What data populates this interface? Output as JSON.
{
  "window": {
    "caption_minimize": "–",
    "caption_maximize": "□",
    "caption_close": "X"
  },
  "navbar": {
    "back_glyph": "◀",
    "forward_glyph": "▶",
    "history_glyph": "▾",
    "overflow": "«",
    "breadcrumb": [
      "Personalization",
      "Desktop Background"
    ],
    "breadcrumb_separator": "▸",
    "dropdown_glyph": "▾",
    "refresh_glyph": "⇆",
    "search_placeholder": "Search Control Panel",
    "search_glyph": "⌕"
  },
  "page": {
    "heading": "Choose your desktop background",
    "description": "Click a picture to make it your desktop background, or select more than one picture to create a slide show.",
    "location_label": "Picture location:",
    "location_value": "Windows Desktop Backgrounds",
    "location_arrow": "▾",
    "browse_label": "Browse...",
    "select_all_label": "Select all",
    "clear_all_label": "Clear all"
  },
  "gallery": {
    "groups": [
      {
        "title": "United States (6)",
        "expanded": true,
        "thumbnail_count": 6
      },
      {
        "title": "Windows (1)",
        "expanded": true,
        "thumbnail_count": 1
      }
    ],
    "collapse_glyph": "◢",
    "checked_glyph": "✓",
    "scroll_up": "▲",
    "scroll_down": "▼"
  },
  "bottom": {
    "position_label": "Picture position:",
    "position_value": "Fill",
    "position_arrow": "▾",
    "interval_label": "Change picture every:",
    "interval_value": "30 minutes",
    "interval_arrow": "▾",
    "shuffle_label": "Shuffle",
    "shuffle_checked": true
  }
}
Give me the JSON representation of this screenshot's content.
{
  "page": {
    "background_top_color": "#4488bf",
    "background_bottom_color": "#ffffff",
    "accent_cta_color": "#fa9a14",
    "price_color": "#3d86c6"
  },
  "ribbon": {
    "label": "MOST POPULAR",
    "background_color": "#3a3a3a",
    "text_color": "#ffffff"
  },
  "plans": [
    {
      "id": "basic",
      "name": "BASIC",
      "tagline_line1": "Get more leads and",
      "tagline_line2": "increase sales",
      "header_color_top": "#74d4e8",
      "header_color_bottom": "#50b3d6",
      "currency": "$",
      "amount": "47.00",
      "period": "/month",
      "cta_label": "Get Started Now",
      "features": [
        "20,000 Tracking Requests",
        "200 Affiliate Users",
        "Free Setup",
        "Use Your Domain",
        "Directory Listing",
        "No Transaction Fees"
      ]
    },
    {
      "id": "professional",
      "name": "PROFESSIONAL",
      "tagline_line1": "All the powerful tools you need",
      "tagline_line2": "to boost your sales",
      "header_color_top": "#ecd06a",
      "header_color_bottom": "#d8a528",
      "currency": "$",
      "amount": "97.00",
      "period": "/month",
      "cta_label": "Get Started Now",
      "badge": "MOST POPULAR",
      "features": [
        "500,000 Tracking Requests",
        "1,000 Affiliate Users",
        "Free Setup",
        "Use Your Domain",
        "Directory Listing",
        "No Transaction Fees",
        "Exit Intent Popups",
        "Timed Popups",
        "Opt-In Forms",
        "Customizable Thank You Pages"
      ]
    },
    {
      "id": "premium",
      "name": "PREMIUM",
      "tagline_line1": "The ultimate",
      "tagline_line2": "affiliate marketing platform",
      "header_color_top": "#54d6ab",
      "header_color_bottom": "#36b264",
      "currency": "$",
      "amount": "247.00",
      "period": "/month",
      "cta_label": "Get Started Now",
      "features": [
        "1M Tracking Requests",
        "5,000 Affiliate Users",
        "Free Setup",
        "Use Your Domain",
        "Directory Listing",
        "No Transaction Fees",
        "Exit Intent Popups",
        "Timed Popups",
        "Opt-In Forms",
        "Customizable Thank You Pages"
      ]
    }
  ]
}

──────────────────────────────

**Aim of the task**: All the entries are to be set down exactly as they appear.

**Task response**:
What data populates this interface? Output as JSON.
{
  "window": {
    "caption_minimize": "–",
    "caption_maximize": "□",
    "caption_close": "X"
  },
  "navbar": {
    "back_glyph": "◀",
    "forward_glyph": "▶",
    "history_glyph": "▾",
    "overflow": "«",
    "breadcrumb": [
      "Personalization",
      "Desktop Background"
    ],
    "breadcrumb_separator": "▸",
    "dropdown_glyph": "▾",
    "refresh_glyph": "⇆",
    "search_placeholder": "Search Control Panel",
    "search_glyph": "⌕"
  },
  "page": {
    "heading": "Choose your desktop background",
    "description": "Click a picture to make it your desktop background, or select more than one picture to create a slide show.",
    "location_label": "Picture location:",
    "location_value": "Windows Desktop Backgrounds",
    "location_arrow": "▾",
    "browse_label": "Browse...",
    "select_all_label": "Select all",
    "clear_all_label": "Clear all"
  },
  "gallery": {
    "groups": [
      {
        "title": "United States (6)",
        "expanded": true,
        "thumbnail_count": 6
      },
      {
        "title": "Windows (1)",
        "expanded": true,
        "thumbnail_count": 1
      }
    ],
    "collapse_glyph": "◢",
    "checked_glyph": "✓",
    "scroll_up": "▲",
    "scroll_down": "▼"
  },
  "bottom": {
    "position_label": "Picture position:",
    "position_value": "Fill",
    "position_arrow": "▾",
    "interval_label": "Change picture every:",
    "interval_value": "30 minutes",
    "interval_arrow": "▾",
    "shuffle_label": "Shuffle",
    "shuffle_checked": true
  }
}
Give me the JSON representation of this screenshot's content.
{
  "page": {
    "background_top_color": "#4488bf",
    "background_bottom_color": "#ffffff",
    "accent_cta_color": "#fa9a14",
    "price_color": "#3d86c6"
  },
  "ribbon": {
    "label": "MOST POPULAR",
    "background_color": "#3a3a3a",
    "text_color": "#ffffff"
  },
  "plans": [
    {
      "id": "basic",
      "name": "BASIC",
      "tagline_line1": "Get more leads and",
      "tagline_line2": "increase sales",
      "header_color_top": "#74d4e8",
      "header_color_bottom": "#50b3d6",
      "currency": "$",
      "amount": "47.00",
      "period": "/month",
      "cta_label": "Get Started Now",
      "features": [
        "20,000 Tracking Requests",
        "200 Affiliate Users",
        "Free Setup",
        "Use Your Domain",
        "Directory Listing",
        "No Transaction Fees"
      ]
    },
    {
      "id": "professional",
      "name": "PROFESSIONAL",
      "tagline_line1": "All the powerful tools you need",
      "tagline_line2": "to boost your sales",
      "header_color_top": "#ecd06a",
      "header_color_bottom": "#d8a528",
      "currency": "$",
      "amount": "97.00",
      "period": "/month",
      "cta_label": "Get Started Now",
      "badge": "MOST POPULAR",
      "features": [
        "500,000 Tracking Requests",
        "1,000 Affiliate Users",
        "Free Setup",
        "Use Your Domain",
        "Directory Listing",
        "No Transaction Fees",
        "Exit Intent Popups",
        "Timed Popups",
        "Opt-In Forms",
        "Customizable Thank You Pages"
      ]
    },
    {
      "id": "premium",
      "name": "PREMIUM",
      "tagline_line1": "The ultimate",
      "tagline_line2": "affiliate marketing platform",
      "header_color_top": "#54d6ab",
      "header_color_bottom": "#36b264",
      "currency": "$",
      "amount": "247.00",
      "period": "/month",
      "cta_label": "Get Started Now",
      "features": [
        "1M Tracking Requests",
        "5,000 Affiliate Users",
        "Free Setup",
        "Use Your Domain",
        "Directory Listing",
        "No Transaction Fees",
        "Exit Intent Popups",
        "Timed Popups",
        "Opt-In Forms",
        "Customizable Thank You Pages"
      ]
    }
  ]
}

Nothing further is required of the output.